Though this might seem like a rerun of the 2017 second round of voting, the situation is not quite the same. Five years ago, as international observers were fearing a Le Pen victory, the country's own political analysts categorically and unanimously excluded that outcome.
This time around, French pundits, with an air of resignation, say the far-right Le Pen could win. French polls show her neck-and-neck with Macron in round two.
How did this happen — especially as polls had predicted Macron would win comfortably? His ratings went up even further after Russia invaded Ukraine as the French rallied around their leader in times of crisis.
But that effect waned quickly. As the West imposed sanctions on Russia, prices at home increased further and with it the main worry: how to make ends meet?
Le Pen seemingly addressed that concern. She had roamed small villages, towns and markets for months playing the part of the candidate close to the people, telling everybody that, once elected, she'd bring down prices for essential goods and lower VAT on fuel and energy commodities.
Macron waited until the very last moment to enter the campaign. He seemed preoccupied dealing with Russian President Vladimir Putin. His campaign amounted to a few small gatherings and one larger meeting. Voters got the impression that their president didn't care about their day-to-day lives and was just a bit too certain of his victory.
What's more, someone else inadvertently helped Le Pen gain ground: the far-right political journalist-turned-candidate Eric Zemmour. Campaigning with blatantly racist slogans, he seemed even more extreme than Le Pen.
That bumped him up in the polls for a while, even above Le Pen. But then his ratings took a plunge not least as he hesitated to support taking in Ukrainian refugees and maintained an ambiguous attitude towards Putin, for whom he had expressed admiration in the past.
Bizarrely, her campaign didn't take a dent despite her historic proximity with Putin and the financial backing she has received in the past from Russia. If anything, she gained ground. Zemmour's crass remarks slowly but surely established her as the soft far-right candidate.
Make no mistake. The 53-year old's platform is still very much rooted in the spirit of the party's co-founder, her father Jean-Marie Le Pen, convicted multiple times for downplaying the Holocaust and inciting racial hatred.
As president, Le Pen would hold a referendum to enshrine a so-called principle of national preference in France's constitution. People with French nationality would then have precedence over foreigners when it comes to access to jobs, housing or health care. Discrimination would be legalized.
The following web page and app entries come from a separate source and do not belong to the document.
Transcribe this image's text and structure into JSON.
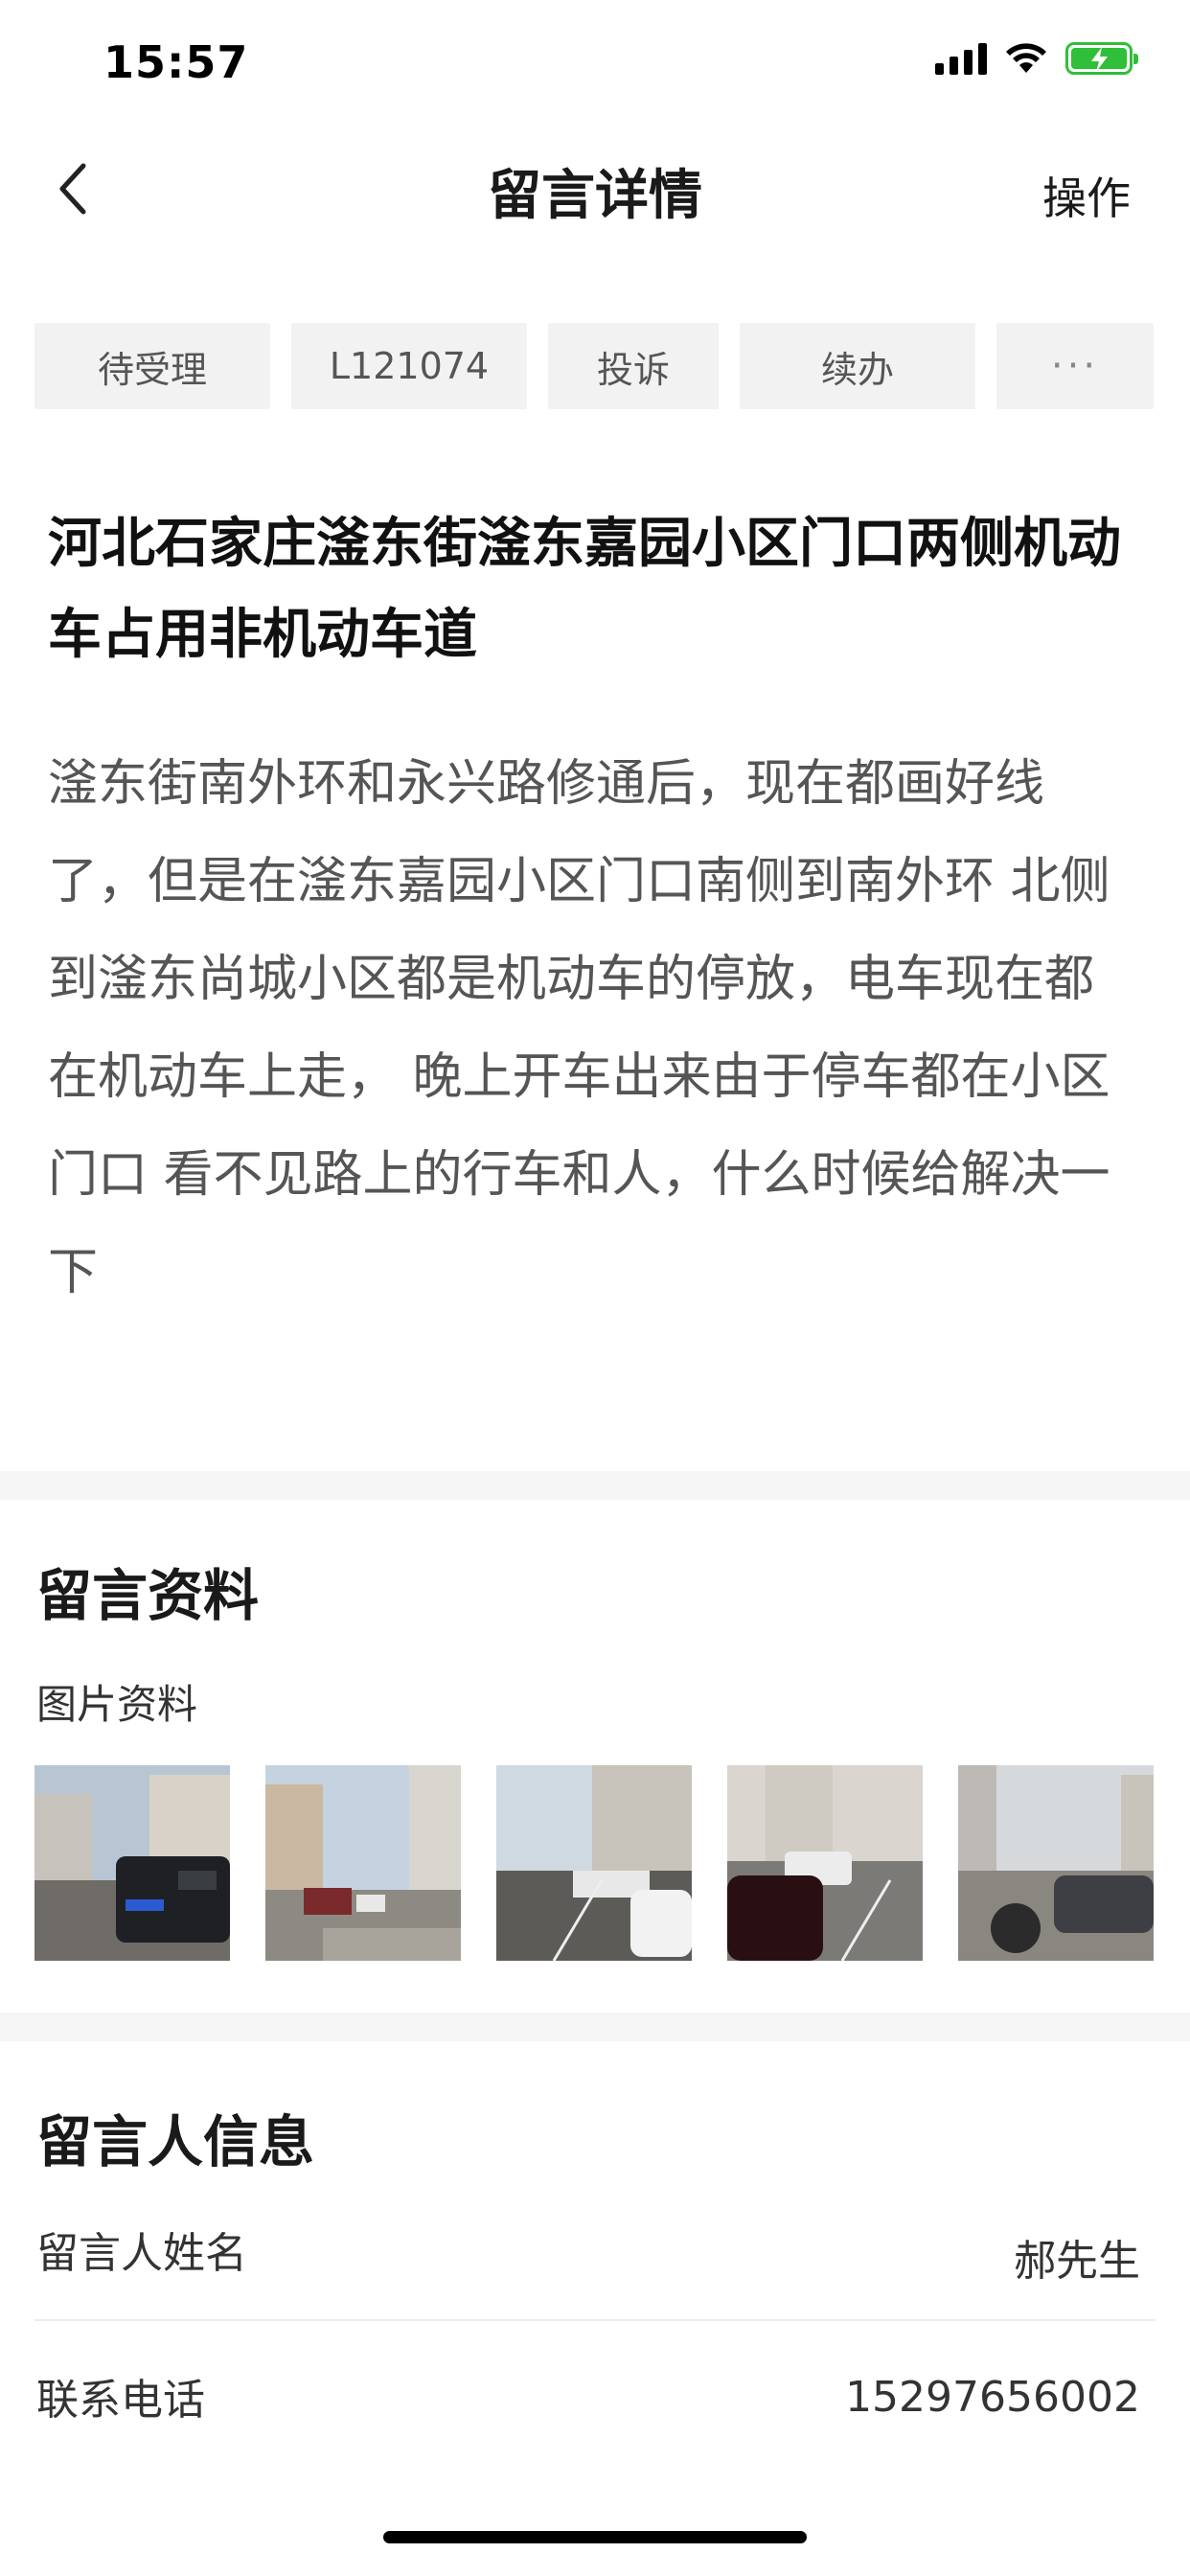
{
  "status_bar": {
    "time": "15:57",
    "battery_color": "#2fbf38"
  },
  "nav": {
    "title": "留言详情",
    "action_label": "操作",
    "back_icon": "chevron-left-icon"
  },
  "tags": [
    {
      "label": "待受理"
    },
    {
      "label": "L121074"
    },
    {
      "label": "投诉"
    },
    {
      "label": "续办"
    },
    {
      "label": "···"
    }
  ],
  "message": {
    "title": "河北石家庄滏东街滏东嘉园小区门口两侧机动车占用非机动车道",
    "content": "滏东街南外环和永兴路修通后，现在都画好线了，但是在滏东嘉园小区门口南侧到南外环 北侧到滏东尚城小区都是机动车的停放，电车现在都在机动车上走， 晚上开车出来由于停车都在小区门口 看不见路上的行车和人，什么时候给解决一下"
  },
  "materials": {
    "section_title": "留言资料",
    "images_label": "图片资料",
    "image_count": 5
  },
  "author_info": {
    "section_title": "留言人信息",
    "rows": [
      {
        "label": "留言人姓名",
        "value": "郝先生"
      },
      {
        "label": "联系电话",
        "value": "15297656002"
      }
    ]
  }
}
And as president she would also make it punishable by law to help migrants enter and remain in France without authorization. She would limit the right to asylum and not hesitate to send foreigners back to countries where they face persecution or death.
Although she doesn't directly mention a Frexit in her program anymore, these reforms would in practice lead to one, and fit in with her anti-globalization vision and the plan to control French borders and reinforce economic protectionism.
While all that is in stark contrast to Macron's pro-EU, pro-integration position, he's far from flawless. The French criticize him for his market-orientated reforms favoring entrepreneurs, earning him the moniker the "president of the rich."
He has said he'd go even further if reelected by increasing the retirement age and forcing people on welfare to work or participate in job training.
Meanwhile, environmental groups have slammed Macron for failing to tackle climate change; women's rights' groups have accused him of not doing enough for gender equality.
But, under Macron, unemployment has gone down and the economy is doing relatively well — also due to the billions of euros that the government has spent to soften the impact of the coronavirus pandemic.
And, although he promises to limit immigration, he wants to introduce new laws to prohibit discriminating against foreigners when it comes to jobs or housing.
Most of all, the criticism against Macron does not compare to the threat a Le Pen victory would mean for the very foundations of French democracy.
The only way to protect the country against totalitarianism is to stop her from getting to power. French voters should ask themselves how dearly they cherish their democracy before making their choice in two weeks.
Edited by: Rob Mudge